Making Public Records Requests During Budget Cuts

Budget cuts have impacted FOIA and open records response times.  Here are a few tips on making successful public records requests during budget cuts. In-Person Requests

Find out when the office is open. Before you plan your visit, you should call ahead for office hours.  Many offices are operating under reduced hours (i.e. 8 a.m. to 2 p.m.) and may be closed entirely on furlough days.  Also note that records desks may have different operating hours than other offices within the agency or department.

Be polite. Politeness goes a long way.  Many records offices have limited staff that is expected to manage long lines, answer phone calls, locate records and make copies.

Be specific.  When you go into the office, be prepared with as many details about your request as possible.  The records clerk will be better able to help you if you articulate exactly what you need.

Understand limitations.  Due to limited staffing, some offices restrict how many records you can request each day and have a limitation on copies that can be made while you are waiting.  If this is the case, you will have to fill out a request form for additional records or large copy jobs.  These requests are typically processed in the order that they are received, and can be reviewed or picked up when they are ready.  Also note that many offices still keep older records on microfilm.  Be prepared to use these machines yourself or to wait up to several weeks while the office staff uses them to fulfill your request.

Bring cash or a checkbook. Most offices do not take credit cards, and if they do there is often an expensive surcharge.  To avoid this, bring cash or personal checks to pay any fees associated with your requests.

Written Requests

Visit the web site for more information. Before you submit a written public records request, it is a good idea to visit the web site of the agency or department that you believe holds the records.  In some cases, the office will have a standard public records request form that you can print or submit online.

Direct your request to the appropriate person.  Many agencies and departments list a name and contact information for the person who oversees public records requests.  If not, it is a good idea to call the office to identify the best person to help you.  Establishing phone contact with this person lets them know that your request is coming, which could expedite the process.

Be specific. In a written request, include any details you have on the record such as its subject matter, the date it was created and the named parties.  Providing as much information as possible will greatly increase the likelihood that you will get the records you need.

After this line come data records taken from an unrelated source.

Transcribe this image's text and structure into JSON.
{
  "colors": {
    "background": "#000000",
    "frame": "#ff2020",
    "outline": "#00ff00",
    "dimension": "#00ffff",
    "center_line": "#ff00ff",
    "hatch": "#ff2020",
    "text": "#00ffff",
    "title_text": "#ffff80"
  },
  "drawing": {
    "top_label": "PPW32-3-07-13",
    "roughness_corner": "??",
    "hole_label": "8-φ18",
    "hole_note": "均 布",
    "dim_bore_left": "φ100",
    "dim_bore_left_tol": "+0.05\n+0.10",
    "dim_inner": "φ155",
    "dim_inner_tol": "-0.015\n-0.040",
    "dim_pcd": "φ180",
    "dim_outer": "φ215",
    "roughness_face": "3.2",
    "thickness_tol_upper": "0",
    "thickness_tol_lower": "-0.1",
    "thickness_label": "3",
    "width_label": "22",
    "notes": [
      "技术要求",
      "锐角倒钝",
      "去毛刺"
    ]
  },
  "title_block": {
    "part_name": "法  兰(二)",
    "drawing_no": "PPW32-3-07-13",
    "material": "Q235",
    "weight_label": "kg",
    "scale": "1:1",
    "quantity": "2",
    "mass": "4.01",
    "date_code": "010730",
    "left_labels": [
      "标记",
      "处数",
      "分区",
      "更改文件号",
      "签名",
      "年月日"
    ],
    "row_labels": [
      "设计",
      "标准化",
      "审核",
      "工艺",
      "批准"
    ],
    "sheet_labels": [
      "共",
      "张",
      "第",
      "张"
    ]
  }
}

Be patient and persistent. Generally, you should not expect to get an immediate response from an agency or department after you have submitted a request.  Keep in mind that most offices are managing a large backlog of requests, and in most cases, these offices have up to 20 days to send your records, deny your request or notify you of a time extension.  Once you have submitted your request, follow-up to make sure the request was received and then call consistently to check on progress.  Keep in mind, though, that persistence will pay right up until the point you are labeled a pest by the agency, and proceed accordingly.